- Brute Force Attack: Automatically testing a large number of passwords until the right one is found. There are special programs to do this (a widely used one, John the Ripper, is open source, meaning that anyone can use it). Brute-force attacks are quite expensive to pull off, which requires time and computing power, but can easily achieve the result if the password is weak enough.
- Intercepting a password, for example while it is being transmitted over a network. The bad habit of communicating passwords via email is frequent: there are even sites that, as soon as we register, send us a polite welcome message containing username and password displayed “in clear”. Too bad that email is not a safe tool.
- Shoulder surfing: a social engineering variant. It basically means “observing someone from behind” (i.e. “shoulder”) while typing the password.
- Using a KeyLogger. Keyloggers are malware programs that record everything typed on the keyboard, then transmit this data to the hacker who installed the keylogger. There are also hardware-based keyloggers that require direct access to the victim’s computer.
- Passwords stored in an insecure way, like handwritten on a piece of paper, or saved on a word file (see above).
- By compromising a database containing a large number of user passwords, then using this information to attack other systems where users have reused the same passwords (“credential stuffing”).
How to secure our Password
Securing our passwords in order to avoid most – if not all – of the hacking attemps listed above is not impossible and is a goal that can be achieved by anyone. In a nushell, all we need to do is to apply two best practices:

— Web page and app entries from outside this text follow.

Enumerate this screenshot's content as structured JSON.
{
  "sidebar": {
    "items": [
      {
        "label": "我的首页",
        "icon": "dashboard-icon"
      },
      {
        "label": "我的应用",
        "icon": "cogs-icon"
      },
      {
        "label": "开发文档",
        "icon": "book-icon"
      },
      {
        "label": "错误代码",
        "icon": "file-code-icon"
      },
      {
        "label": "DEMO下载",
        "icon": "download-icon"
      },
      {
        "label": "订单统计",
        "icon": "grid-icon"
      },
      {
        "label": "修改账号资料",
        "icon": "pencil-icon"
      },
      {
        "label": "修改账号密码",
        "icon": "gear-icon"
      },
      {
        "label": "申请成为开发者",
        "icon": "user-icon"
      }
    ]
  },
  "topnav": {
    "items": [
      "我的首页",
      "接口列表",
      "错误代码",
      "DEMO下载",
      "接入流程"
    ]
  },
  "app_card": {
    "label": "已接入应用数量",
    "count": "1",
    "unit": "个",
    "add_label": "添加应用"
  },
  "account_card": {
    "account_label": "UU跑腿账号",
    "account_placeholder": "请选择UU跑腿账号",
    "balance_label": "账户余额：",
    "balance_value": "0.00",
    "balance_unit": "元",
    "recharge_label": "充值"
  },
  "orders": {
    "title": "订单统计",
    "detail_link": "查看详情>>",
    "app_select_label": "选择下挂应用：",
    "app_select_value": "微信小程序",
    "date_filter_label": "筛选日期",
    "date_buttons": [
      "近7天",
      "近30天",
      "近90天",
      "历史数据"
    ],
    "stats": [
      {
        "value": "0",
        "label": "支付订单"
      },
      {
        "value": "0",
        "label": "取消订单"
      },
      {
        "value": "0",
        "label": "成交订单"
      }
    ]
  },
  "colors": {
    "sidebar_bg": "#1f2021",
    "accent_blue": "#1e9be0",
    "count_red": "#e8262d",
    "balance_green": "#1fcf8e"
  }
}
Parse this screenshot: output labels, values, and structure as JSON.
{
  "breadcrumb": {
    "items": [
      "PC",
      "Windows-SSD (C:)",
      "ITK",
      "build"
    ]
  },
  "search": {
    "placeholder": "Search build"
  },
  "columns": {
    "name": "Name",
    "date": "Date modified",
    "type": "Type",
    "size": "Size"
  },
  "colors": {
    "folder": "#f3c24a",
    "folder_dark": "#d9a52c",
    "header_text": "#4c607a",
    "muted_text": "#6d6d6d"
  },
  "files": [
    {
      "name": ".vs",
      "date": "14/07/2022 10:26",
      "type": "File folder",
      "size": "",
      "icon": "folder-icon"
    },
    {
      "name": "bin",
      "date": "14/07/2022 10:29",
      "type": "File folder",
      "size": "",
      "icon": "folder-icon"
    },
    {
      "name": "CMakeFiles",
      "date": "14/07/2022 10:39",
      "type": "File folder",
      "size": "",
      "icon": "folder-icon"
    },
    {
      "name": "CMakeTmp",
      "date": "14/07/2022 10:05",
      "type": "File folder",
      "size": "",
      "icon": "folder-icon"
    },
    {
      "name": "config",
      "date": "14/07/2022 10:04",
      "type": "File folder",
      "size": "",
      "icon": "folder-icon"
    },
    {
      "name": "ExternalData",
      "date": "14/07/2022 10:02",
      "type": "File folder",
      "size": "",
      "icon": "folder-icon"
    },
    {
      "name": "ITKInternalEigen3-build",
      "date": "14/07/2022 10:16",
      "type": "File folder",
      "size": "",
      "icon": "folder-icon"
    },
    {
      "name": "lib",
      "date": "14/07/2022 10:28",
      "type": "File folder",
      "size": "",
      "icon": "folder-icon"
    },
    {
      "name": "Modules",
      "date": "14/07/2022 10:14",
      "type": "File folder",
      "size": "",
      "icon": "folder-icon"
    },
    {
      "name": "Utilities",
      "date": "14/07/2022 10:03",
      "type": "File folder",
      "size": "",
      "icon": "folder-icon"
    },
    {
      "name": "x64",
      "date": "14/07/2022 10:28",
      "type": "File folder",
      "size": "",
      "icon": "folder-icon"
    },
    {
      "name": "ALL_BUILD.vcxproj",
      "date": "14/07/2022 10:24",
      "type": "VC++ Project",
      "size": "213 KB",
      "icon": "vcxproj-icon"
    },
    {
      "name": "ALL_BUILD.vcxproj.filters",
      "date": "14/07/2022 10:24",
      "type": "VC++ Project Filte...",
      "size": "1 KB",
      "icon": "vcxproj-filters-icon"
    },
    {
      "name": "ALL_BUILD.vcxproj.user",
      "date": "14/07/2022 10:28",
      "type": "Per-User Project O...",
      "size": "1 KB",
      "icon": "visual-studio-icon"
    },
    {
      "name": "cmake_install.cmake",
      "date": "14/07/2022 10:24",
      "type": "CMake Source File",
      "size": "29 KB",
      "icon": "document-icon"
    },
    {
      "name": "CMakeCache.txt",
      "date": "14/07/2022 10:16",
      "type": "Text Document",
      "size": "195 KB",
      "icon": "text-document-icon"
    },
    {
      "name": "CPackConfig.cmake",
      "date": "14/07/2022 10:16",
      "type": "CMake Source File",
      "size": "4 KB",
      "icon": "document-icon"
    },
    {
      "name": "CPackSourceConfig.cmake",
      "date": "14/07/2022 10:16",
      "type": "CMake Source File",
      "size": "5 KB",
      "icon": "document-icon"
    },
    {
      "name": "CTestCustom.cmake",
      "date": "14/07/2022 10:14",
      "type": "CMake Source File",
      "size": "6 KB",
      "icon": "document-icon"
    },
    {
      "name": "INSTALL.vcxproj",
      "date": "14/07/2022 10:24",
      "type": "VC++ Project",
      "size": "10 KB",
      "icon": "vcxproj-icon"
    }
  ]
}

- Write strong and unique Password
- Securely store your Passwords
Both of them are equally important and must be followed for each and every password, without exceptions.
How to write a strong Password
A strong password is characterized by the following elements: length and character types used.
- Regarding the length, it is strongly recommended to use at least 12 characters.
- As for the character types, just let the math guide you: we have 10 numeric types (0-9), 52 letter types (26 lowercase + 26 uppercase), and more or less 33 special character types easy to type because they’re directly accessible from a typical keyboard (such as #, &, %, ?, ^, and so on). To summarize all that, in total we have 95 character types available: with that in mind, we can say that a good password should have at least one character coming from each one of these types, because by increasing the types of characters, the number of possible combinations grows exponentially, thus making harder (and time-consuming) to “brute-force” the resulting password.
How to store your Passwords
As we aready said early on, using a different password for each website or service means that we can’t rely to our memory to remember them all: at the same time, using insecure data stores such as MS Excel files or text files is definitely not an option.
The best way to tackle (and fix) this problem is to use a Password Manager tool: a dedicated software that acts as a vault where you can securely store all your passwords, as well as your usernames and/or credential info, with the big advantage of having them in a single place. This basically means that you’ll only need to remember the password required to access it, which is often very strong and can be further protected by other authentication factors (fingerprint, SMS, OTP, mobile tokens, and so on).
The most advanced Password Managers also provide a good level of integration with the Operating System and browsers, meaning that they can even “automatically” (yet securely) fill in your credentials whenever you log in to a site (or an app) using your desktop or mobile device.
That’s it, at least for now: we hope that this post will help most users and companies to increase their online security by securely choosing and storing their password.